» Your objective: Gather up every line from the entries below that uses the word "label".

[App and web page records]
>>>>>
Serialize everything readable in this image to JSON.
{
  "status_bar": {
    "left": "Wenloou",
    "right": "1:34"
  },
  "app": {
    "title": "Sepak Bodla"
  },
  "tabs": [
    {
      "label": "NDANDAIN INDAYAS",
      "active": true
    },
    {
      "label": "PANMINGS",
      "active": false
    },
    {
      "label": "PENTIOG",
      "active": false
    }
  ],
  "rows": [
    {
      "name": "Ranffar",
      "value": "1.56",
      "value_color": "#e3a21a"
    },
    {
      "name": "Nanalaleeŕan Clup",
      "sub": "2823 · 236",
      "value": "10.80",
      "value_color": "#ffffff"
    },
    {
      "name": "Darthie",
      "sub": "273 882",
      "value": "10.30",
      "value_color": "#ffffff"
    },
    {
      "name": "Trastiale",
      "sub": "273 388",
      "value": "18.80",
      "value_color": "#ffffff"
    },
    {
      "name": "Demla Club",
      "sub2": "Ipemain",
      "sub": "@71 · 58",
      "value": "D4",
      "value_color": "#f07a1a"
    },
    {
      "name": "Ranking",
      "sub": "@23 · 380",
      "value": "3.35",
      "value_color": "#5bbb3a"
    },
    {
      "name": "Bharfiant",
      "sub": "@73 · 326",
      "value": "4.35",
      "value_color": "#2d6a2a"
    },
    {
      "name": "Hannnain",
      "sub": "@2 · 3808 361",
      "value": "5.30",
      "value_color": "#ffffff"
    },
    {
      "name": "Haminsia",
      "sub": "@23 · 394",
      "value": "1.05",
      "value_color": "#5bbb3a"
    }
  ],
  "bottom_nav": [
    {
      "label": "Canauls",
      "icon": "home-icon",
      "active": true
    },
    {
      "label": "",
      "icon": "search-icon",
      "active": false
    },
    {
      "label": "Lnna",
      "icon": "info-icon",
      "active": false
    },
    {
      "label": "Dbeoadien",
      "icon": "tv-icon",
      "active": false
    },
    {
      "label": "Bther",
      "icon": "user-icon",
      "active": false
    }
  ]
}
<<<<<
» Response for this exercise:
      "label": "NDANDAIN INDAYAS",
      "label": "PANMINGS",
      "label": "PENTIOG",
      "label": "Canauls",
      "label": "",
      "label": "Lnna",
      "label": "Dbeoadien",
      "label": "Bther",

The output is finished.